“It’s something we never imagined getting to do,” said Farah and Sara, joined at the head, as they flashed their inked fingers after exercising their right to vote during the third phase of the Bihar assembly polls. M I Khan reports
Long, serpentine queues of people waiting in line to cast their vote during the third phase of the Bihar assembly polls were pleasantly surprised when they noticed that conjoined twins Saba and Farah Shakeel were also in line, excited to cast their ballot for the first time.
The 19-year-old sisters, who are joined at their heads and share an artery that carries blood to their hearts, were excited and anxious to take part in the voting process at a polling booth in the Samanpura locality of Patna.
“It’s a moment of great pride for us. We decided to vote this time to send a message that people, particularly the youth, should come and cast their ballot, said Saba.
The exhilarated Farah said that she could not sleep well a night before as she was so thrilled about casting her vote. “It was something we never imagined doing, but we finally have got the chance to go out there and exercise our right,” she said.
Incidentally, the sisters have been issued a common voter identity card by the Election Commission of India which will not allow them to cast their votes separately. The card also has their names clubbed as “Saba Farah.”
When asked if their family had instructed them about whom to vote for, the twins both said in unison, “NO. We are adults and we can make our own decisions.”
Saba and Farah live with their parents and siblings in a congested lane in Samanpura near Rajbazar.
Three months ago, in an attempt to make their lives easier, Chief Minister Nitish Kumar had directed the state government to increase the monthly grant -- from Rs to Rs 5,000 -- after they met him during a weekly Janata darbar.

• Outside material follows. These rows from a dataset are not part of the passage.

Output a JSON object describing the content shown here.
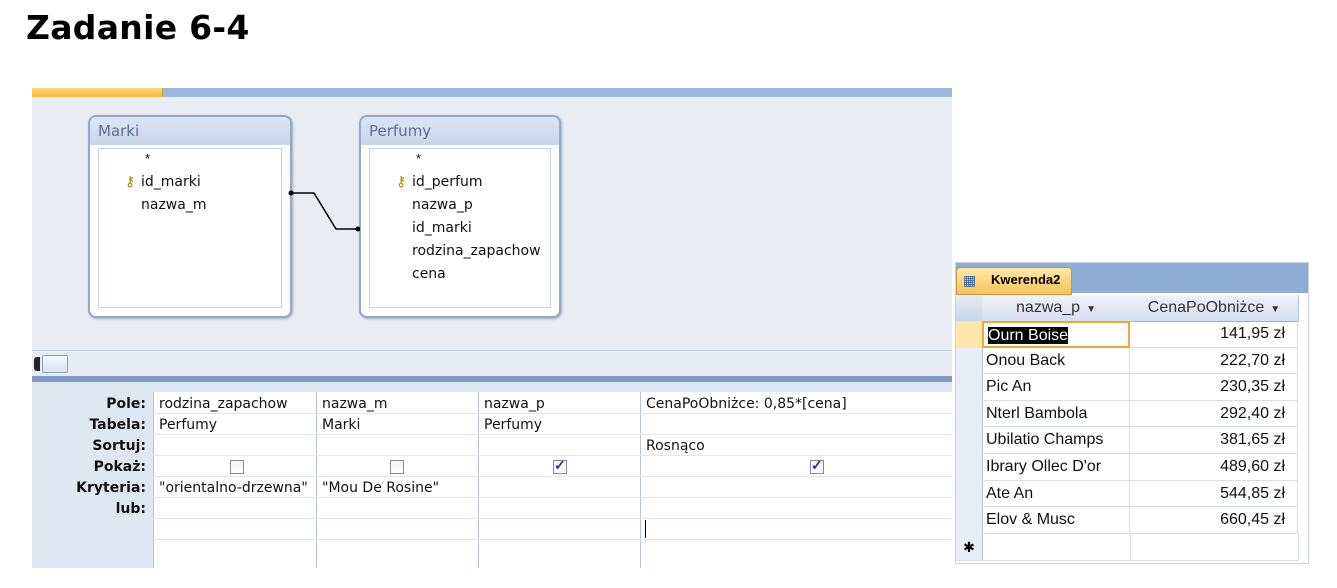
{
  "title": "Zadanie 6-4",
  "tables": [
    {
      "name": "Marki",
      "fields": [
        "*",
        "id_marki",
        "nazwa_m"
      ],
      "key_field": "id_marki"
    },
    {
      "name": "Perfumy",
      "fields": [
        "*",
        "id_perfum",
        "nazwa_p",
        "id_marki",
        "rodzina_zapachow",
        "cena"
      ],
      "key_field": "id_perfum"
    }
  ],
  "grid": {
    "row_labels": [
      "Pole:",
      "Tabela:",
      "Sortuj:",
      "Pokaż:",
      "Kryteria:",
      "lub:"
    ],
    "columns": [
      {
        "field": "rodzina_zapachow",
        "table": "Perfumy",
        "sort": "",
        "show": false,
        "criteria": "\"orientalno-drzewna\""
      },
      {
        "field": "nazwa_m",
        "table": "Marki",
        "sort": "",
        "show": false,
        "criteria": "\"Mou De Rosine\""
      },
      {
        "field": "nazwa_p",
        "table": "Perfumy",
        "sort": "",
        "show": true,
        "criteria": ""
      },
      {
        "field": "CenaPoObniżce: 0,85*[cena]",
        "table": "",
        "sort": "Rosnąco",
        "show": true,
        "criteria": ""
      }
    ]
  },
  "datasheet": {
    "tab_label": "Kwerenda2",
    "headers": [
      "nazwa_p",
      "CenaPoObniżce"
    ],
    "rows": [
      [
        "Ourn Boise",
        "141,95 zł"
      ],
      [
        "Onou Back",
        "222,70 zł"
      ],
      [
        "Pic An",
        "230,35 zł"
      ],
      [
        "Nterl Bambola",
        "292,40 zł"
      ],
      [
        "Ubilatio Champs",
        "381,65 zł"
      ],
      [
        "Ibrary Ollec D'or",
        "489,60 zł"
      ],
      [
        "Ate An",
        "544,85 zł"
      ],
      [
        "Elov & Musc",
        "660,45 zł"
      ]
    ],
    "new_row_marker": "✱"
  },
  "icons": {
    "key": "key-icon",
    "dropdown": "dropdown-arrow-icon",
    "table": "table-icon"
  },
  "colors": {
    "accent_blue": "#8faed6",
    "tab_orange": "#f6c35a",
    "selection": "#000000"
  }
}
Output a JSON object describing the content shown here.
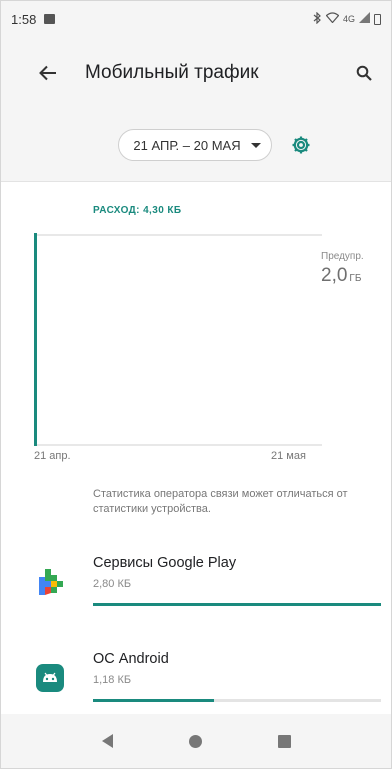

In 2013, the Supreme Court had ordered the Bihar government to give financial help to the twins and take care of their medical expenses along with regular check ups.
The twins’ father, Mohammad Shakeel, a tea stall owner in Patna, had pleaded for mercy killing for his twins in 2011. An expert team headed by American specialist Dr Benjamin Carson about 5 years ago opined that separating Saba and Farah would require five or six operations, spread over nine months, but each stage held a one-in-five chance that one of the girls might die.
The twins’ family had decided against the surgery despite Abu Dhabi’s crown prince Sheikh Mohammed Bin Zayed offering to pay for it.